1. Get a decent phone and pay the service charge.
2. Get a “Simple Feature Phone” (see more below) to avoid the charge.
3. When your contract is up, leave for another provider.
4. Leave now and pay the early termination fee for ending the contract ahead of schedule.
If you have only recently upgraded your plan and you were not already affected by this change, then you should be good until your contract is up, or your phone breaks. As it turns out, VZW will also be forcing this charge if you
However, if you choose to downgrade to a “Simple Feature Phone” to avoid the charge, you are soon to be discouraged. There are only 3 (of 16) phones listed at the time this was written that have a QWERTY keyboard.
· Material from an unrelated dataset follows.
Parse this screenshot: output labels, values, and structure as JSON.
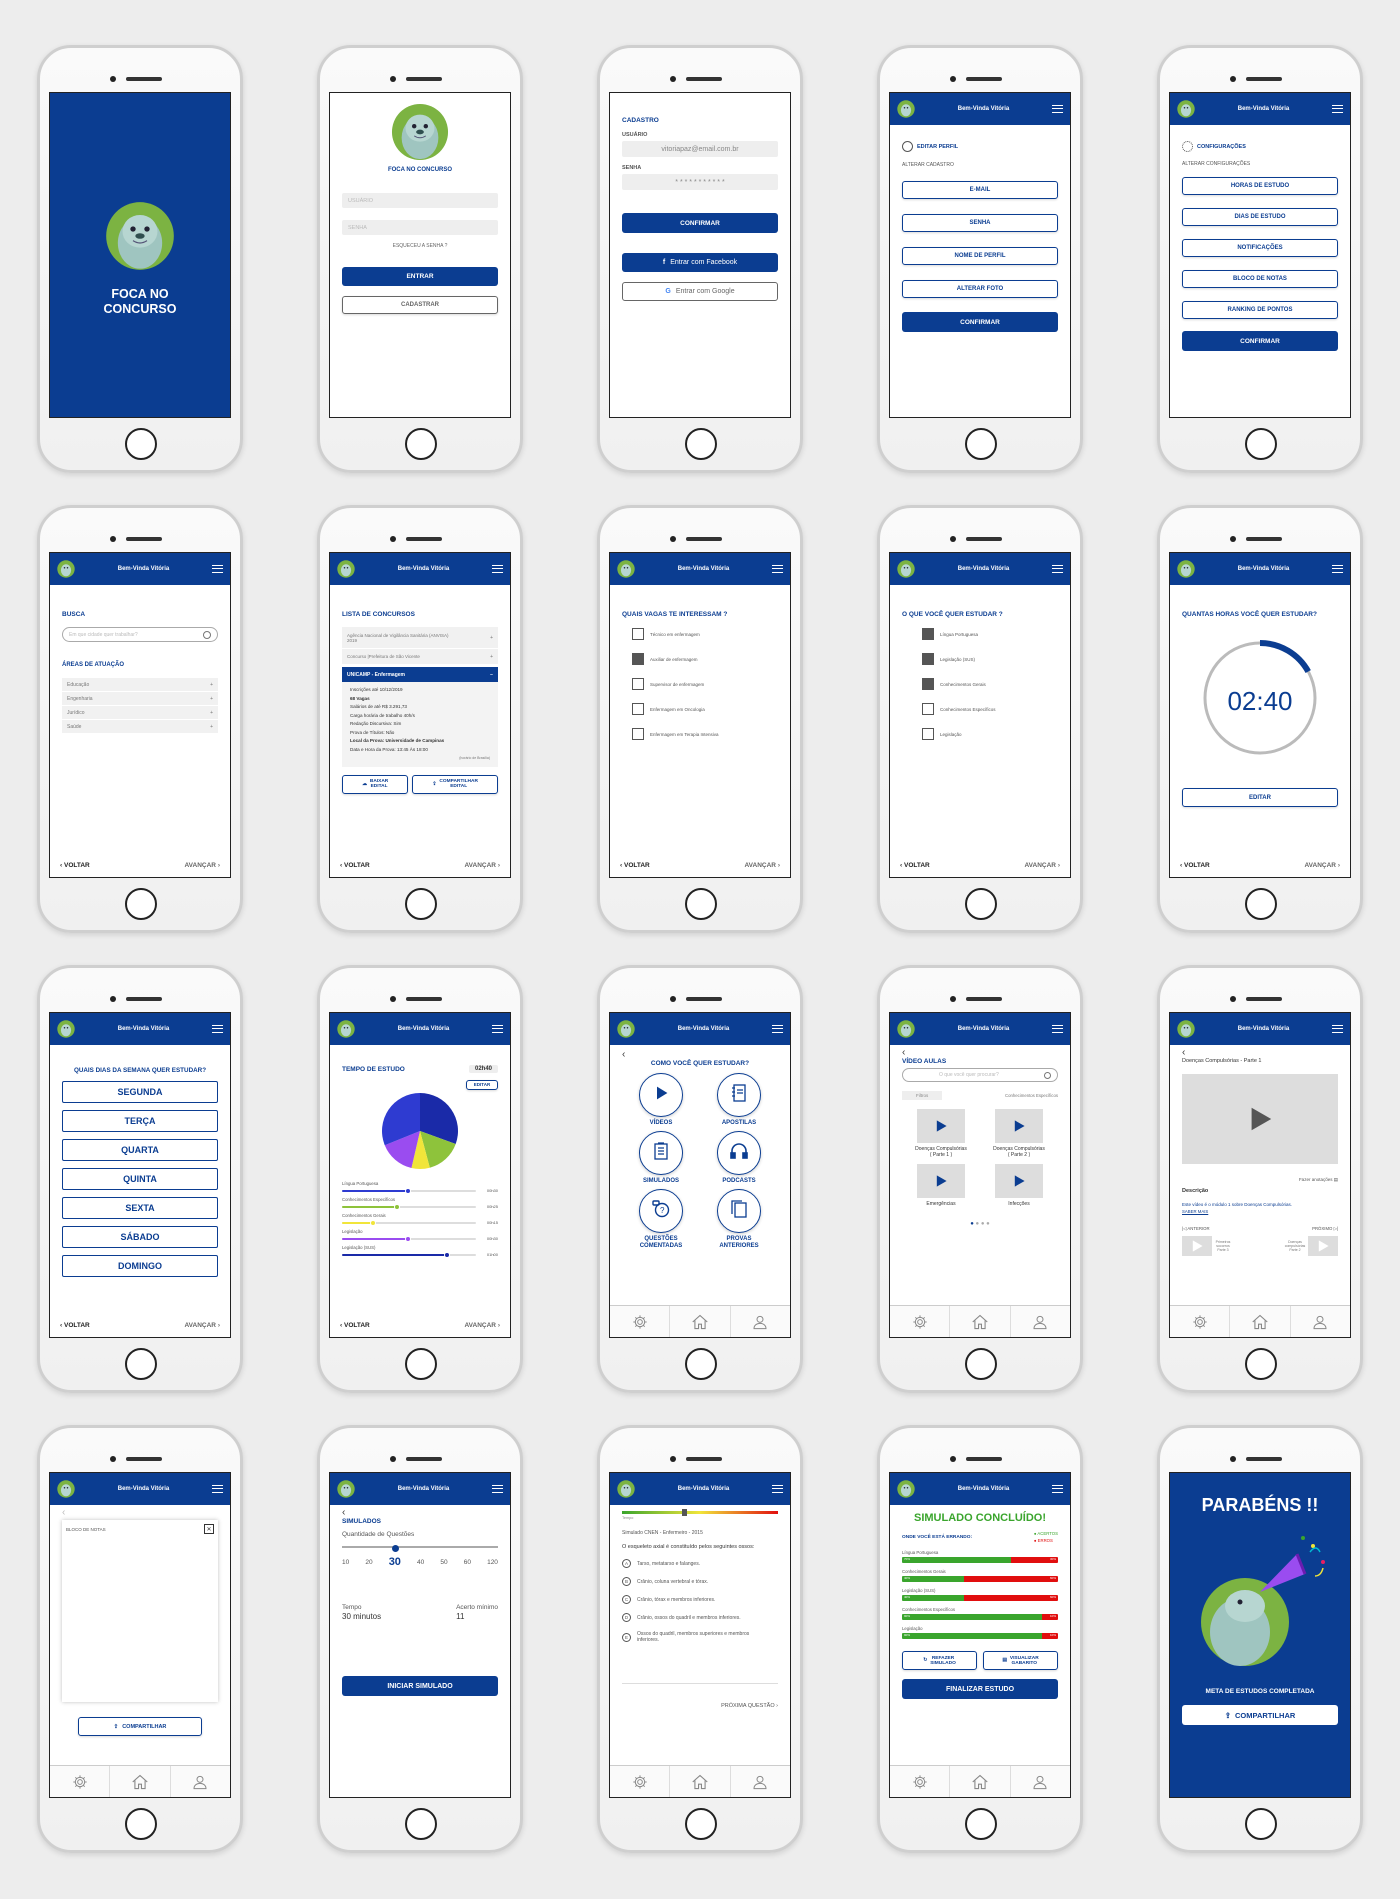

There are only 5 phones listed that have a 2.0 megapixel camera; none have anything higher, while many have none. Only 1 has a user rating higher than 4/5. Of course, none have a touch screen. Some of these little additions are not for everyone, and the SFP categorization is actually fairly accurate. But that’s what you get if you don’t want to pay the charge.
If you do want something a little more snazzy, pony up. You want a decently rated QWERTY phone or anything else listed above? You’re going to have to pay for it, but you will do so indirectly. You will not be paying for the extra features that you are looking for with the $9.99 charge (you will be paying for it with an increased phone price, but that is what is expected). Instead, you will be paying a fee for a data plan, that has nothing to do with a touch screen, QWERTY keyboard and the like. It is for browsing the web and retrieving and sending email. Verizon has taken the stance that if you want to do that, then pay for it, if you don’t want to do that, they pay for it.
There have been a few disgruntled customers out on the web who have wonderfully analogized this situation as follows: This situation is the same as if your cable company charged you for HBO, because it was a feature available through the cable system, even if you never watched it, and told them you never wanted to watch it. Just because the availability is there does not mean every customer wants or is going to use it.
From Verizon’s community message boards, many unhappy customers are reporting that they are sending letters to VZW Execs, and getting responses. In most cases, it seems the response is empty, but it is something. I have actually considered this myself, and if that happens, I will be posting the letter and any responses that come. If not, I’ll still be updating the blog with any new news about it. Why? Because when I search for anything related to this issue, I have trouble finding much of anything in the way of public exposure. Most of the search results are either simple press-release-type descriptions of Verizon’s new business plan, or else message boards with angry customers.
Update from feedback:
A smart phone is designed to use the data package and paying for the data package makes perfect sense. When the Droid was released, it came with a required data package. That's fine, because that is a phone that people will buy for that reason; part of the draw to the Droid is that it is a super fancy phone that has advanced capabilities that most phones don’t have.
But I am not talking about those phones. I am talking about the phones that have a built-in capability to access the 3G network Verizon offers, but the functionality to do so is not the main drive behind the phone's particular design. Take the LG enV3, for example. It is NOT a smart phone, but it has a lot of nice features. Verizon will force the data plan for this phone. The problem with this is that on December 1st, anyone could have purchased this phone without the service charge. Assuming someone did just that, but today the phone broke and they have to go and buy a replacement. Now suddenly, even though the phone would be replaced with the same exact model, they have to pay the $9.99 service fee. Why, if they didn't have to before?